It doesn't take long during a trip to South Africa to realize that wind is an abundant resource in the area. As you drive along you pass loads of metal windpumps, whirring away merrily in the breeze. These were installed in their hundreds of thousands, and continue to work with little or no maintenance years later (as indeed they were designed to do).
The country also has a small number of historic Dutch style windmills, whose job it was to grind grain into flour, though this job was also performed by watermills, which remain in somewhat greater abundance.
This mill is the forgotten third surviving Dutch style windmill in South Africa. (In fact the Cape Tourist board state that there are only 2 remaining mills, totally ignoring this one which is readily visible as you drive into Cape Town).
Building of the Nieuwe Molen for the burgher council was completed in 1782, making this the oldest surviving South African windmill. In 1807 the Burgher Kassien Claasen Dekanah acquired it, and the same family owned it till 1847. In 1901 the Colonial Government bought the mill, and erected a hospital around it, known as the Alexandra Institution.
The mill was only placed on the list of National Monuments of South Africa in 1978, though it had been mentioned in the publication of the 1941 list.
Onze Molen was built about 1801 and worked by wind through to the early 20th century. The sails, roof and machinery were removed at some time, and according to tradition the structure was used as a horse mill. In 1984 a restoration was undertaken by the Natal Building Society - I assume at the same time as an estate of luxury houses was built around it. The estate includes a road called "James Walton", in tribute to the leading expert on South African mills.
The restoration included the reinstallation of machinery, but the mill is not operable.[info] [photo]
3/4 size replica of Zeldenrust Molen, Groningen, Netherlands. Constructed 1996.[info] [photo]
Mostert's mill, by virtue of its location, and history is the most well known, and best preserved windmill in South Africa.
It was built around 1796 as a privately owned mill, and worked through to the mid to late 19th century. In 1823 Sybrand Jacobus Mostert became the owner, from whom it takes its name, and in 1891 the mill and the farm on which it stands was acquired by Cecil John Rhodes.
After years of neglect the mill was first restored by the Public Works Department in 1935, and a second restoration in 1995 got the mill back into working order once again. The Friends of Mostert's Mill now operate the mill occasionally.[homepage] Waymarking]
Steel structure added atop existing restaurant c2006[info]
once a fast food restaurant, now houses a dive centre[homepage] [photo] [photo] [photo]
Stands above the Club Mykonos Greek themed holiday resort[photos] [photo] [photo]

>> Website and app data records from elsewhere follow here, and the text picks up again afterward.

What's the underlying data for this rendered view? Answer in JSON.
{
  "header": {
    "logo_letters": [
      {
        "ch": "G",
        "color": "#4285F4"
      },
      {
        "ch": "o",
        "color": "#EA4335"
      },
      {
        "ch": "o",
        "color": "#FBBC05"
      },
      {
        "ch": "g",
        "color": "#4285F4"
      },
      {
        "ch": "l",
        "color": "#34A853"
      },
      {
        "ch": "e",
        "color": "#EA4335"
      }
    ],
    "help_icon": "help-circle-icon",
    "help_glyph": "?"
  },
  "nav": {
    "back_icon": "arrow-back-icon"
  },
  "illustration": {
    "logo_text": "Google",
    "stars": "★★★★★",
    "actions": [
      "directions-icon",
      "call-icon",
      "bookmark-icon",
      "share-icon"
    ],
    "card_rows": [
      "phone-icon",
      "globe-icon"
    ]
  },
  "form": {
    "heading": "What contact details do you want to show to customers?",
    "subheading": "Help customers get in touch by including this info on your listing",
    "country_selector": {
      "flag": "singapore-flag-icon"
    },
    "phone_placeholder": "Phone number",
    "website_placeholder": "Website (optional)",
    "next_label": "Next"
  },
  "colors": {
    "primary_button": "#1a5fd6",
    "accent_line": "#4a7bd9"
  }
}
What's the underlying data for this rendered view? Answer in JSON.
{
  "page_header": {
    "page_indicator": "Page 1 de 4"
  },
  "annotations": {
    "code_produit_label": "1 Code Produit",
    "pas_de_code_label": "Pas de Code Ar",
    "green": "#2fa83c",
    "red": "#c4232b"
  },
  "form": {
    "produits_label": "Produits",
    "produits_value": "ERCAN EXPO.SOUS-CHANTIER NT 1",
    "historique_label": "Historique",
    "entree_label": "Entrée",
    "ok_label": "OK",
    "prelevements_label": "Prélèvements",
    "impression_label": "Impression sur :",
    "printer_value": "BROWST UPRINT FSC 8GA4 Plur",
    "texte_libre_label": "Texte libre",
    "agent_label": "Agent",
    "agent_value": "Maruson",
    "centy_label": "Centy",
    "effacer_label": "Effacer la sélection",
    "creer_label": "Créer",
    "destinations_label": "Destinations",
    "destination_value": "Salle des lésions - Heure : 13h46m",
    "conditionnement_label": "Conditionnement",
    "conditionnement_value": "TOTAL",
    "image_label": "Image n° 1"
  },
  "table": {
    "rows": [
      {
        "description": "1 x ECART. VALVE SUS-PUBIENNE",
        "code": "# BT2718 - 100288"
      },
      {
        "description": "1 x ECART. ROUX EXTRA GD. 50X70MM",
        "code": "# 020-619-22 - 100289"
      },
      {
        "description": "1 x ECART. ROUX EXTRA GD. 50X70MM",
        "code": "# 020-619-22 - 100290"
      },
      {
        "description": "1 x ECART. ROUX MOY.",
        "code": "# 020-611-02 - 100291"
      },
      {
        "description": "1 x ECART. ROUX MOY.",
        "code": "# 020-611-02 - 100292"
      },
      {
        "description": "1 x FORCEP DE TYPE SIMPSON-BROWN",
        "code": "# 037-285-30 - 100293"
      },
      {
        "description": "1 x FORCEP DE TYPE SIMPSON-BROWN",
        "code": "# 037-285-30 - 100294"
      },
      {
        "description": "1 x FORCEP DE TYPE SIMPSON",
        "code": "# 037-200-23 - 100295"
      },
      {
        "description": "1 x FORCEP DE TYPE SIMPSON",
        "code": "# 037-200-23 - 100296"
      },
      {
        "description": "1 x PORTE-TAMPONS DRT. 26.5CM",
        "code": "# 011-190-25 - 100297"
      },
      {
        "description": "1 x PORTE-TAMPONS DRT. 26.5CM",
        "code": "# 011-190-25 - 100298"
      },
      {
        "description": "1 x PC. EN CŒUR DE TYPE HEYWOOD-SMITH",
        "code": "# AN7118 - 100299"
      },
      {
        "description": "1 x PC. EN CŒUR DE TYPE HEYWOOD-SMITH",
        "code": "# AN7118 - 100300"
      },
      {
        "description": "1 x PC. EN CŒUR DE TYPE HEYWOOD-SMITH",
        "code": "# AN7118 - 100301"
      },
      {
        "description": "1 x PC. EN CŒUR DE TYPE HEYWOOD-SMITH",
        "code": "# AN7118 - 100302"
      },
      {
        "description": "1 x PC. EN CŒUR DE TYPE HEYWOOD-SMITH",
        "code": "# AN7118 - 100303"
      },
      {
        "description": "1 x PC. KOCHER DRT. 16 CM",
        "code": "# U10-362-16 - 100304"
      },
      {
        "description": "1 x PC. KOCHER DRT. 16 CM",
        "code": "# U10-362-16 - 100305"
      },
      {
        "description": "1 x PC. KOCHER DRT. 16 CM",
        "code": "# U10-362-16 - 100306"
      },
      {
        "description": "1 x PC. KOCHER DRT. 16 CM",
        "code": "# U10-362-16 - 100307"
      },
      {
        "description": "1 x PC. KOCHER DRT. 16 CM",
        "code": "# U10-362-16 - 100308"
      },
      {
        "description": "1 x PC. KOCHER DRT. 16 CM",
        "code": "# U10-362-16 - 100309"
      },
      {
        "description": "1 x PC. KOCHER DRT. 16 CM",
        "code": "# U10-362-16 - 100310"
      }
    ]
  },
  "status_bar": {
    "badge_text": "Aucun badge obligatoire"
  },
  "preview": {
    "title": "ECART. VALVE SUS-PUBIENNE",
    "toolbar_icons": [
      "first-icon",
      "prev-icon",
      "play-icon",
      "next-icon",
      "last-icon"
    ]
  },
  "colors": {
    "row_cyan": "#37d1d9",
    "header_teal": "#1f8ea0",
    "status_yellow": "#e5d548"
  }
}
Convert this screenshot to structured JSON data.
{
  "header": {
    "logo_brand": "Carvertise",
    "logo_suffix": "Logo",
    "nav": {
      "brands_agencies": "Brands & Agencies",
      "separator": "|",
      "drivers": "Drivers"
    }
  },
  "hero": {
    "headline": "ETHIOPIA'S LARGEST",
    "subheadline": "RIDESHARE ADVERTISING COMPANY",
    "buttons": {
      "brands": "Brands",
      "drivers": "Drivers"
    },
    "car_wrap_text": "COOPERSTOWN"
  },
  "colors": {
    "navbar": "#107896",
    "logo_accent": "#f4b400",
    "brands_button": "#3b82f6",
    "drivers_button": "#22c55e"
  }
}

Site of another Cape Town windmill, this lives on now just in the name - there is an "Oude Molen Eco Village" at the approximate site.
|Last updated 03/03/2017||Text and images © Mark Berry, 1997-2017 -|